Yes, it can be tough to work on something without directive or a client, but you need to take all the stuff you’ve learned and see if you can put it into practice. So create a project of your own.

Develop a project on your own – maybe a portfolio – to showcase your work. Join the community on Dribbble and contribute to a shot. Do whatever you can to actually do work and then put it out there for feedback. (You’ll be amazed at the tremendous learning opportunity there is in online communities.)

Get Practical Experience

Once you’ve got a couple of projects under your belt, use those to help get more real, practical experience.

Look for an internship or project you can work on at your current job. Join another group of designers on a pro bono or passion project for a club or group that you are a member of.

All of these small steps will help you develop a portfolio of projects that you can use to land a UX design job. It’s not going to happen overnight, but if you put in the time and practice techniques and learn tools, it is possible to make the leap into a UX design career.

How Do I Become a UX Designer?

The answer is hard work and dedication to the field. While UX design is a growing part of the digital jobs landscape, you have to put in the time to be part of this market.
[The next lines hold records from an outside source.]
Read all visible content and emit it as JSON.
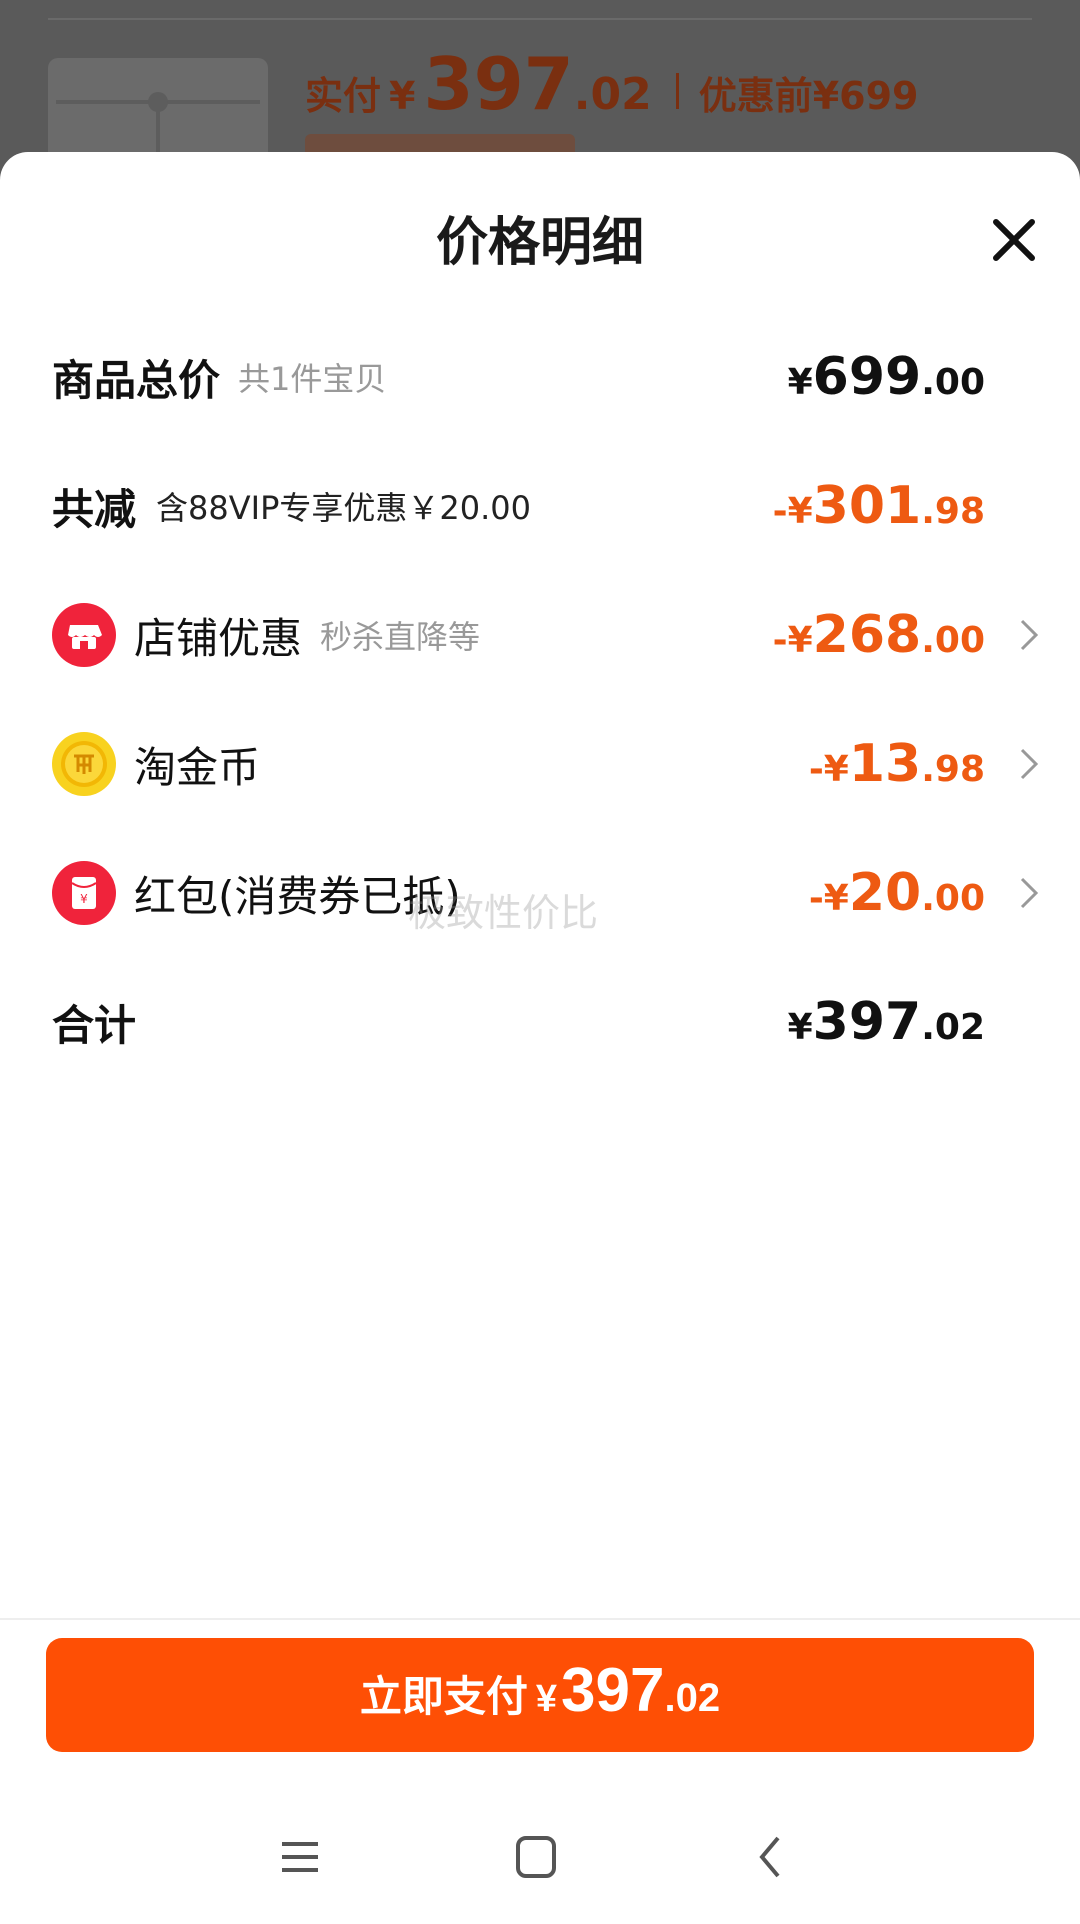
{
  "background": {
    "pay_label": "实付",
    "currency": "¥",
    "pay_int": "397",
    "pay_dec": ".02",
    "orig_label": "优惠前¥699"
  },
  "sheet": {
    "title": "价格明细",
    "close_icon": "close-icon"
  },
  "rows": {
    "subtotal": {
      "label": "商品总价",
      "sub": "共1件宝贝",
      "prefix": "¥",
      "int": "699",
      "dec": ".00"
    },
    "total_off": {
      "label": "共减",
      "sub": "含88VIP专享优惠￥20.00",
      "prefix": "-¥",
      "int": "301",
      "dec": ".98"
    },
    "shop": {
      "label": "店铺优惠",
      "sub": "秒杀直降等",
      "prefix": "-¥",
      "int": "268",
      "dec": ".00",
      "icon": "shop-icon"
    },
    "coins": {
      "label": "淘金币",
      "prefix": "-¥",
      "int": "13",
      "dec": ".98",
      "icon": "coin-icon"
    },
    "redpacket": {
      "label": "红包(消费券已抵)",
      "prefix": "-¥",
      "int": "20",
      "dec": ".00",
      "icon": "red-packet-icon"
    },
    "total": {
      "label": "合计",
      "prefix": "¥",
      "int": "397",
      "dec": ".02"
    }
  },
  "watermark": "极致性价比",
  "pay_button": {
    "label": "立即支付",
    "currency": "¥",
    "int": "397",
    "dec": ".02"
  },
  "navbar": {
    "icons": [
      "menu-icon",
      "home-icon",
      "back-icon"
    ]
  },
  "colors": {
    "accent": "#fe4f05",
    "discount": "#ee5a12",
    "shop_icon": "#f0233b",
    "coin_icon": "#f8d21f"
  }
}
Approach it like you would any other long-term project and that career move is likely on the horizon.